(Data entries)
+-------+
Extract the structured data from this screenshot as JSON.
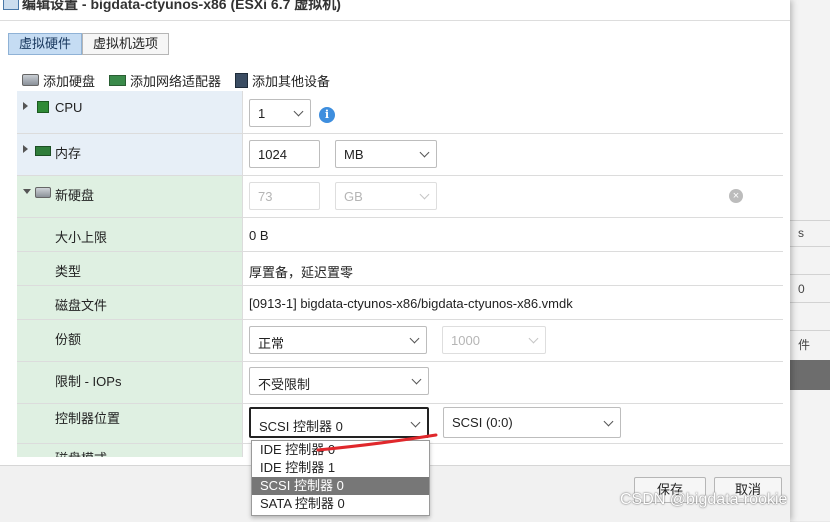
{
  "dialog": {
    "title": "编辑设置 - bigdata-ctyunos-x86 (ESXi 6.7 虚拟机)"
  },
  "tabs": [
    {
      "label": "虚拟硬件",
      "active": true
    },
    {
      "label": "虚拟机选项",
      "active": false
    }
  ],
  "toolbar": {
    "add_disk": "添加硬盘",
    "add_network": "添加网络适配器",
    "add_other": "添加其他设备"
  },
  "rows": {
    "cpu": {
      "label": "CPU",
      "value": "1"
    },
    "memory": {
      "label": "内存",
      "value": "1024",
      "unit": "MB"
    },
    "new_disk": {
      "label": "新硬盘",
      "value": "73",
      "unit": "GB"
    },
    "max_size": {
      "label": "大小上限",
      "value": "0 B"
    },
    "type": {
      "label": "类型",
      "value": "厚置备，延迟置零"
    },
    "disk_file": {
      "label": "磁盘文件",
      "value": "[0913-1] bigdata-ctyunos-x86/bigdata-ctyunos-x86.vmdk"
    },
    "shares": {
      "label": "份额",
      "value": "正常",
      "number": "1000"
    },
    "limit_iops": {
      "label": "限制 - IOPs",
      "value": "不受限制"
    },
    "controller": {
      "label": "控制器位置",
      "value": "SCSI 控制器 0",
      "node": "SCSI (0:0)"
    },
    "disk_mode": {
      "label": "磁盘模式"
    }
  },
  "controller_options": [
    {
      "label": "IDE 控制器 0",
      "selected": false
    },
    {
      "label": "IDE 控制器 1",
      "selected": false
    },
    {
      "label": "SCSI 控制器 0",
      "selected": true
    },
    {
      "label": "SATA 控制器 0",
      "selected": false
    }
  ],
  "footer": {
    "save": "保存",
    "cancel": "取消"
  },
  "background": {
    "frag1": "s",
    "frag2": "0",
    "frag3": "件"
  },
  "watermark": "CSDN @bigdata-rookie"
}
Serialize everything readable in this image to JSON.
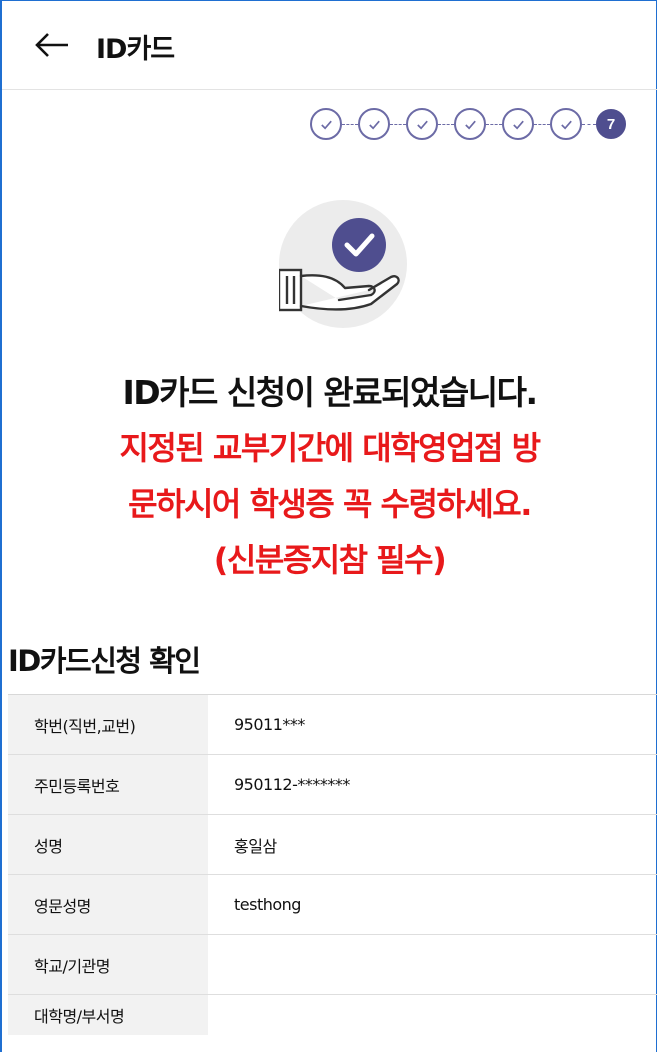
{
  "header": {
    "title": "ID카드"
  },
  "stepper": {
    "completed_count": 6,
    "current_step": "7",
    "total_steps": 7
  },
  "message": {
    "headline": "ID카드 신청이 완료되었습니다.",
    "notice_line1": "지정된 교부기간에 대학영업점 방",
    "notice_line2": "문하시어 학생증 꼭 수령하세요.",
    "notice_line3": "(신분증지참 필수)",
    "notice_color": "#e8191b"
  },
  "confirm": {
    "title": "ID카드신청 확인",
    "rows": [
      {
        "label": "학번(직번,교번)",
        "value": "95011***"
      },
      {
        "label": "주민등록번호",
        "value": "950112-*******"
      },
      {
        "label": "성명",
        "value": "홍일삼"
      },
      {
        "label": "영문성명",
        "value": "testhong"
      },
      {
        "label": "학교/기관명",
        "value": ""
      },
      {
        "label": "대학명/부서명",
        "value": ""
      }
    ]
  },
  "colors": {
    "accent": "#4f4e8f",
    "frame": "#1f6fd1"
  }
}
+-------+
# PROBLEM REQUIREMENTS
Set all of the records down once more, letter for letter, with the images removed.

# EXERCISE RESULT
Extract the structured data from this screenshot as JSON.
{
  "dialog": {
    "title": "编辑设置 - bigdata-ctyunos-x86 (ESXi 6.7 虚拟机)"
  },
  "tabs": [
    {
      "label": "虚拟硬件",
      "active": true
    },
    {
      "label": "虚拟机选项",
      "active": false
    }
  ],
  "toolbar": {
    "add_disk": "添加硬盘",
    "add_network": "添加网络适配器",
    "add_other": "添加其他设备"
  },
  "rows": {
    "cpu": {
      "label": "CPU",
      "value": "1"
    },
    "memory": {
      "label": "内存",
      "value": "1024",
      "unit": "MB"
    },
    "new_disk": {
      "label": "新硬盘",
      "value": "73",
      "unit": "GB"
    },
    "max_size": {
      "label": "大小上限",
      "value": "0 B"
    },
    "type": {
      "label": "类型",
      "value": "厚置备，延迟置零"
    },
    "disk_file": {
      "label": "磁盘文件",
      "value": "[0913-1] bigdata-ctyunos-x86/bigdata-ctyunos-x86.vmdk"
    },
    "shares": {
      "label": "份额",
      "value": "正常",
      "number": "1000"
    },
    "limit_iops": {
      "label": "限制 - IOPs",
      "value": "不受限制"
    },
    "controller": {
      "label": "控制器位置",
      "value": "SCSI 控制器 0",
      "node": "SCSI (0:0)"
    },
    "disk_mode": {
      "label": "磁盘模式"
    }
  },
  "controller_options": [
    {
      "label": "IDE 控制器 0",
      "selected": false
    },
    {
      "label": "IDE 控制器 1",
      "selected": false
    },
    {
      "label": "SCSI 控制器 0",
      "selected": true
    },
    {
      "label": "SATA 控制器 0",
      "selected": false
    }
  ],
  "footer": {
    "save": "保存",
    "cancel": "取消"
  },
  "background": {
    "frag1": "s",
    "frag2": "0",
    "frag3": "件"
  },
  "watermark": "CSDN @bigdata-rookie"
}
Serialize everything readable in this image to JSON.
{
  "header": {
    "title": "ID카드"
  },
  "stepper": {
    "completed_count": 6,
    "current_step": "7",
    "total_steps": 7
  },
  "message": {
    "headline": "ID카드 신청이 완료되었습니다.",
    "notice_line1": "지정된 교부기간에 대학영업점 방",
    "notice_line2": "문하시어 학생증 꼭 수령하세요.",
    "notice_line3": "(신분증지참 필수)",
    "notice_color": "#e8191b"
  },
  "confirm": {
    "title": "ID카드신청 확인",
    "rows": [
      {
        "label": "학번(직번,교번)",
        "value": "95011***"
      },
      {
        "label": "주민등록번호",
        "value": "950112-*******"
      },
      {
        "label": "성명",
        "value": "홍일삼"
      },
      {
        "label": "영문성명",
        "value": "testhong"
      },
      {
        "label": "학교/기관명",
        "value": ""
      },
      {
        "label": "대학명/부서명",
        "value": ""
      }
    ]
  },
  "colors": {
    "accent": "#4f4e8f",
    "frame": "#1f6fd1"
  }
}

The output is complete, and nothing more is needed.